TVW: It had been weighing heavily on my heart. A USC volleyball player and mental health advocate came and spoke to us here and she happened to be the girlfriend of former USC quarterback Max Browne. After listening to them, I felt his story and mine were very similar. So, I realized that growing up as an athlete, you’re always told to be tough and to be strong and not to have a breaking point. But where does that breaking point end? When does it take its final toll? As a Division-I athlete, I have a platform to speak out. Even though I don’t know who needs to hear it, I felt that I needed to write something and put it out. So, I started typing one night and it took me a while to complete it because it was so raw and there was so much emotion behind it. I personally don’t like to talk about it because it’s hard to talk about, but I realize that it is something that needs to be talked about because it’s a real topic. A lot of people only care to see what you do on Saturdays. They don’t care about you any other day. They define you as a football player, not as a person. When they identify a player by the number on their jersey and not as a human being, they don’t understand the internal struggles that I go through, the mental health issues I encounter, the depression that I struggle with. During my three years at Wyoming, I struggled with depression, and I still struggle with it today. I felt writing this article would allow me to shine a light on a topic that is often avoided or overlooked. After the Washington State game, when I didn’t play that well, I received a multitude of messages via social media, one in particular that said 'You f------ suck, go kill yourself.' Reading those as a 19-year-old kid, I wondered how I was supposed to feel about this. It really eats you alive because I know I performed bad on the field, but to hear grown adults telling you to go kill yourself is mentally exhausting. So I wrote the article to talk about the realness of the situation and emphasize that words do hurt and the impact it has on young athletes. These things aren’t talked about a lot so I wanted to bring to light that this topic is real and mental heath is an aspect that should be considered at all times. The takeaway for me was to get people to think twice about what they say before they say it because they don’t know how it’s going to affect other people.

7220sports: You made a lot of fans at Wyoming. For numerous reasons, whether it be your quarterback play, your comeback win against Air Force in 2018, or your selfless attitude toward putting the team first and being the epitome of a teammate, I think I can speak for a lot of fans when we say we enjoyed your time at Wyoming and are thankful that you played there. We’ll still keep tabs on Tyler Vander Waal to see how he’s doing up at Idaho State. Anything you want to stay to those fans?
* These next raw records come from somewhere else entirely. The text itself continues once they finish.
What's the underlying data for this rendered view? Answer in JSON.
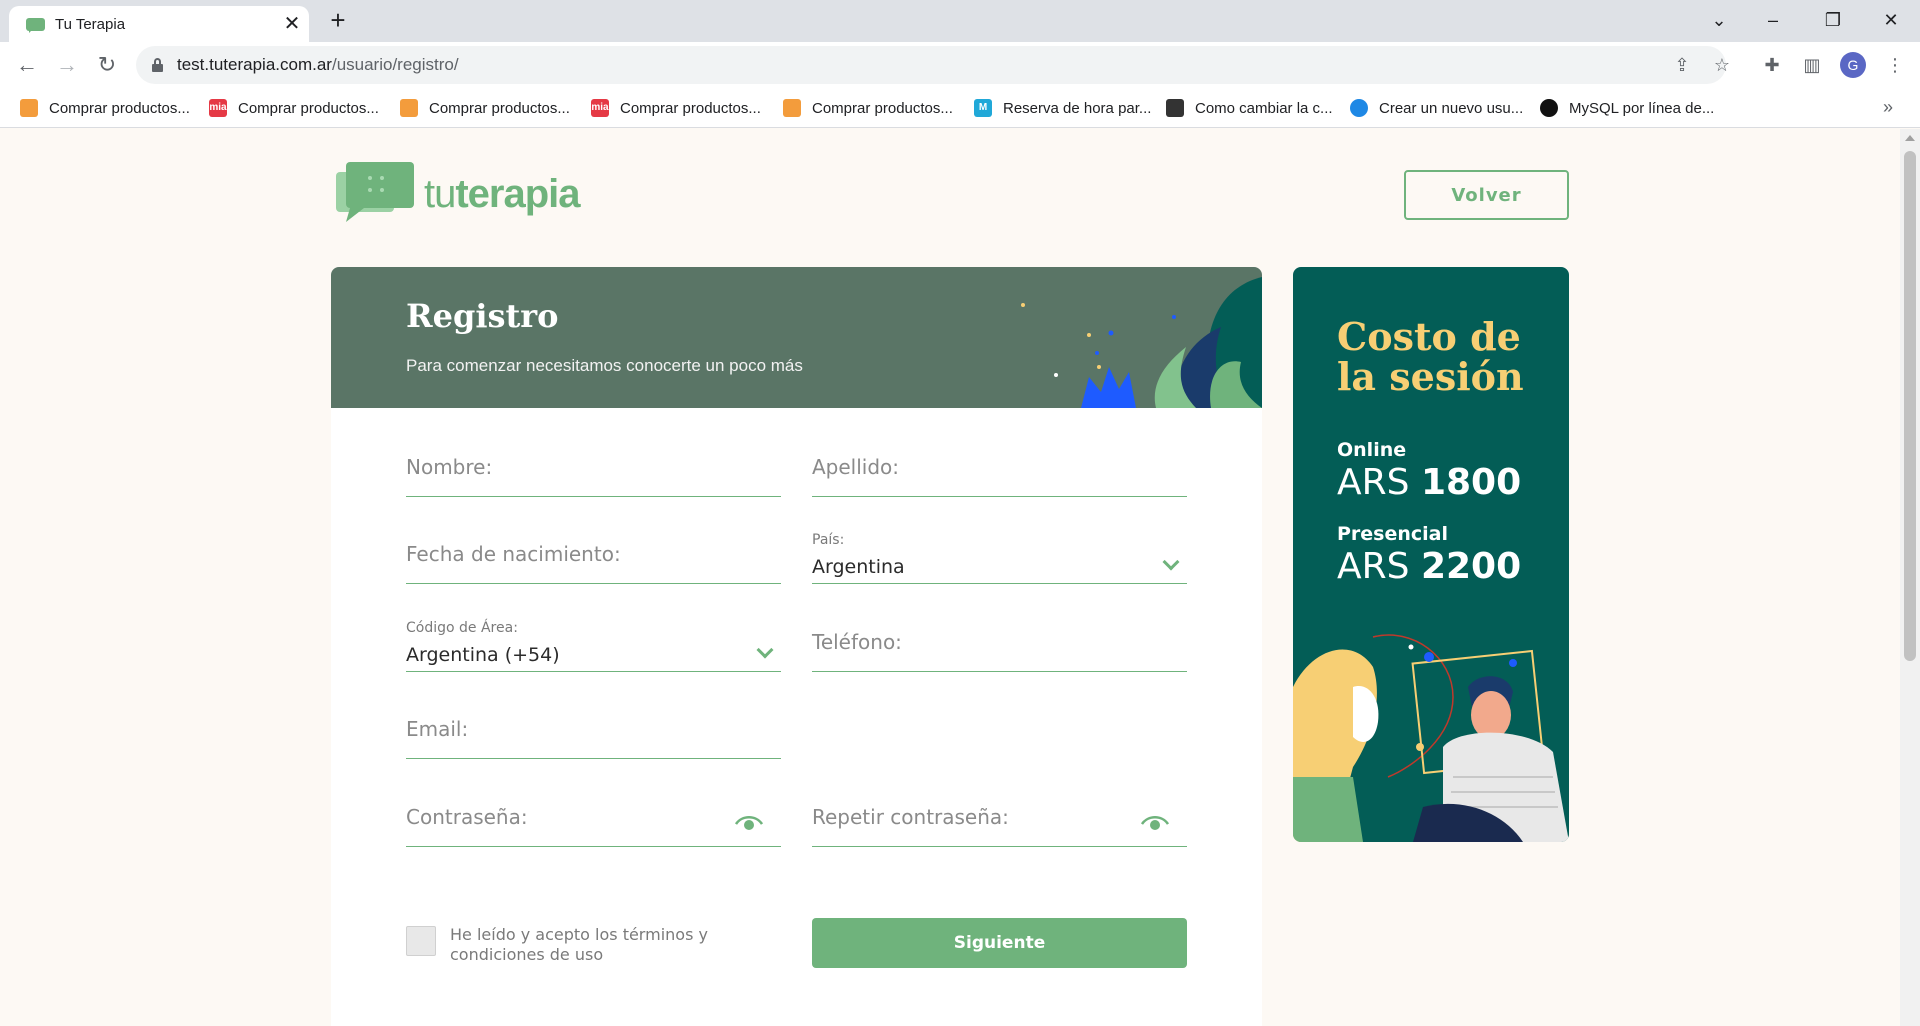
{
  "browser": {
    "tab_title": "Tu Terapia",
    "tab_close": "✕",
    "new_tab": "+",
    "url_host": "test.tuterapia.com.ar",
    "url_path": "/usuario/registro/",
    "profile_initial": "G",
    "bookmarks": [
      "Comprar productos...",
      "Comprar productos...",
      "Comprar productos...",
      "Comprar productos...",
      "Comprar productos...",
      "Reserva de hora par...",
      "Como cambiar la c...",
      "Crear un nuevo usu...",
      "MySQL por línea de..."
    ],
    "bookmarks_more": "»"
  },
  "header": {
    "logo_tu": "tu",
    "logo_terapia": "terapia",
    "back_label": "Volver"
  },
  "form": {
    "title": "Registro",
    "subtitle": "Para comenzar necesitamos conocerte un poco más",
    "nombre_placeholder": "Nombre:",
    "apellido_placeholder": "Apellido:",
    "fecha_placeholder": "Fecha de nacimiento:",
    "pais_label": "País:",
    "pais_value": "Argentina",
    "codigo_label": "Código de Área:",
    "codigo_value": "Argentina (+54)",
    "telefono_placeholder": "Teléfono:",
    "email_placeholder": "Email:",
    "password_placeholder": "Contraseña:",
    "password_repeat_placeholder": "Repetir contraseña:",
    "terms_text": "He leído y acepto los términos y condiciones de uso",
    "submit_label": "Siguiente"
  },
  "pricing": {
    "title": "Costo de la sesión",
    "online_label": "Online",
    "online_currency": "ARS",
    "online_price": "1800",
    "presencial_label": "Presencial",
    "presencial_currency": "ARS",
    "presencial_price": "2200"
  },
  "colors": {
    "accent": "#6fb37c",
    "header_bg": "#5a7566",
    "aside_bg": "#035d56",
    "aside_title": "#f7cf74",
    "page_bg": "#fdf9f4"
  }
}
TVW: Yeah, I’d like to give a simple thank you. I really can’t thank the Wyoming fans enough for the support they gave me the last there years, through the ups and downs. I will stand by this statement that Wyoming fans are easily the best fans in the nation. You are die-hard fans who always show up in the cold, rain, snow, sleet. The support that you have shown me -- I just can never thank you enough. Even when I wasn’t playing, little kids would still come up and want to take a picture while I would wonder why they wanted a picture with me because I didn’t even play that game. Quick story, I remember when Sean scored that rushing touchdown against Missouri. After he stiff armed that guy, I was probably – aside from Sean’s parents – the most hyped up person in that stadium. I was jumping up and down, running up and down the sideline, and I was the first one to greet Sean after he came to the sidelines. I was so juiced! Later that night, someone reached out to me on Twitter and said, 'I hope one day my son is as much of a team player as Tyler is.' That has stuck with me ever since. It made me realize that even though I’m not playing, I have an impact on people, based on the role I’m in.

7220sports: Any parting comments?

TVW: Although I now wear the orange and black, I’ll always be a Cowboy -- no matter what.